As much as I admire Jason Reitman's dedication to opening credits sequences, and as much as I enjoyed Thank You for Smoking and Juno (which I will defend from even the most impassioned backlash), I didn't like Up in the Air nearly as much as I had hoped or expected to. I didn't imagine it would be the best movie of the year, as awards bodies seem to be selling it, but I'd hoped for something a little less glib and Hollywood-ish, a little tarter than the fundamentally mushy story that Reitman sells the audience in the movie's third act.
Before that turn for the worse, though, I was with this bright, spry movie in its portrayal of the same sort of amoral slickster as the one at the heart of Thank You for Smoking. George Clooney's Ryan Bingham, professional corporate downsizer, is likeably soulless, someone who's rejected the sentimental conventions of society and discovered that it works pretty well for him. Even when Ryan hooks up with a fellow air-travel aficionado (Vera Farmiga) and takes on a cocky young protege (Anna Kendrick), it only humanizes him a little bit, like seeing Aaron Eckhart with Cameron Bright as his son in Smoking. He's real enough to identify with, but he hasn't been compromised.

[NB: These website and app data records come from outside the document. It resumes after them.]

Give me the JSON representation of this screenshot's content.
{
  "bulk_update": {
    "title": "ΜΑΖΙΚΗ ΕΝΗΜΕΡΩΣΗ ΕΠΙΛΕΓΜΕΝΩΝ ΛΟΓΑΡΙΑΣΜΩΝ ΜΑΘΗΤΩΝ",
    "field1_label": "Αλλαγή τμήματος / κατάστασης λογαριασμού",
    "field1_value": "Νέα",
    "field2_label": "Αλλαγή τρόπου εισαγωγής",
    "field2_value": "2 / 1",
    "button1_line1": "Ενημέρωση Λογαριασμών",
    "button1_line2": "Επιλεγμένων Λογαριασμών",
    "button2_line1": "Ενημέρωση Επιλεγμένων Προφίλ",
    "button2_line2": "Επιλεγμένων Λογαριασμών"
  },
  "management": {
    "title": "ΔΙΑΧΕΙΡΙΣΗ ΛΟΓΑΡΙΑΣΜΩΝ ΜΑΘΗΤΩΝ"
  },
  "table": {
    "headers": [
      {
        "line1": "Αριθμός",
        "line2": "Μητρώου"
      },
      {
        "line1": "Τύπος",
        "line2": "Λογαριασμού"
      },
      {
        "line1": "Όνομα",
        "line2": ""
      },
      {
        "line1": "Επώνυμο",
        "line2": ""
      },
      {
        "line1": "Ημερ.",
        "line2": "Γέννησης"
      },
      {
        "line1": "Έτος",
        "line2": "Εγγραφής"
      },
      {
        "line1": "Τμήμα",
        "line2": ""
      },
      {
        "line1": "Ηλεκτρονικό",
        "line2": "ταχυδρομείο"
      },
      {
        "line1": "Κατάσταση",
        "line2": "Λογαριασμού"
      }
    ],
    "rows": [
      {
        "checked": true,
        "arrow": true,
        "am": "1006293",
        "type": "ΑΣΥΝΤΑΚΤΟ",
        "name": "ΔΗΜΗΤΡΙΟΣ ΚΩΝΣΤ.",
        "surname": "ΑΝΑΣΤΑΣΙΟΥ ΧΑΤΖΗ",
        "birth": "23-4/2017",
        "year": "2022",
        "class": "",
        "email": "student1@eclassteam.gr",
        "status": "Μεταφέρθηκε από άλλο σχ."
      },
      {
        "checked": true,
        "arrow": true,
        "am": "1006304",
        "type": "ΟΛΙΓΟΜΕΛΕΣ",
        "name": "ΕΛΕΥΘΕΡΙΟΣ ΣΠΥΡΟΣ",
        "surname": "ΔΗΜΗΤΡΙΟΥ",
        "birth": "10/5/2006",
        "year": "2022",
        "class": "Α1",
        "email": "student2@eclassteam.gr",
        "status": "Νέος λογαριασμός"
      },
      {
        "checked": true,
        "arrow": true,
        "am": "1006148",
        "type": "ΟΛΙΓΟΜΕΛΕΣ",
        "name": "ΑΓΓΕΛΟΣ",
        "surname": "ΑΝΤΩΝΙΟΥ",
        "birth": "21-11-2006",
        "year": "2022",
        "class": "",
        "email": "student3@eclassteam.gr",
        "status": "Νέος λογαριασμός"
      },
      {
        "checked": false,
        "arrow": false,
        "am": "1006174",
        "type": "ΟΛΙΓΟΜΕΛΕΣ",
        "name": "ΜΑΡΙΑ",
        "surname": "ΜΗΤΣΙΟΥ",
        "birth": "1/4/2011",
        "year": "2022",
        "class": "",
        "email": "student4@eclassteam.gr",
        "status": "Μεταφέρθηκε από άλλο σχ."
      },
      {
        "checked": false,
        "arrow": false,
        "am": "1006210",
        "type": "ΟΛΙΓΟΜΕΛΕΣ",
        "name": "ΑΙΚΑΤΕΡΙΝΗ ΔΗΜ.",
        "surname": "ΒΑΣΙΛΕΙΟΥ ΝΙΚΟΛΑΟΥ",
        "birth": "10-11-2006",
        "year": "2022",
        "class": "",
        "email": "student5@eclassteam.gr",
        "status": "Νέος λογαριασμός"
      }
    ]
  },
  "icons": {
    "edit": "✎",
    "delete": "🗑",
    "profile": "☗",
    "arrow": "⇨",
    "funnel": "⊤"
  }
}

And then, disappointingly, he is. All the snappy dialogue and sharp acting (from all three leads) kind of goes down the drain as Ryan learns important life lessons, discovers the value of human connections, experiences heartbreak, blah blah etc. It's the same rote sentiment of any number of Hollywood movies, only Reitman delivers it with more panache and subtlety, which in a weird way makes it almost worse. He's selling a line of bullshit, and he's putting it across like it's some profound truth, and I found that very irritating. I ended up liking Ryan even less by the end of the movie, which does end with more ambiguity than your typical rom-com but doesn't really allow for the possibility of Ryan going back to his solipsistic ways. I liked that Thank You for Smoking didn't feel the need to redeem its main character, and here Reitman seems to have succumbed to that pressure.
The patina of timeliness here is also a little disingenuous, not nearly as insightful as it's been made out to be. Making this movie during a serious economic downturn is a stroke of luck, really, and Reitman can seem like he's got his finger on the pulse of something when really this movie has nothing to say about the economy or corporations or anything like that. It's the familiar story of the self-centered asshole who learns to love, and as such it succeeds in a lot of ways. Its failure, though, is in succeeding at something so disappointingly conventional.
Now playing in limited release; opens wide December 23.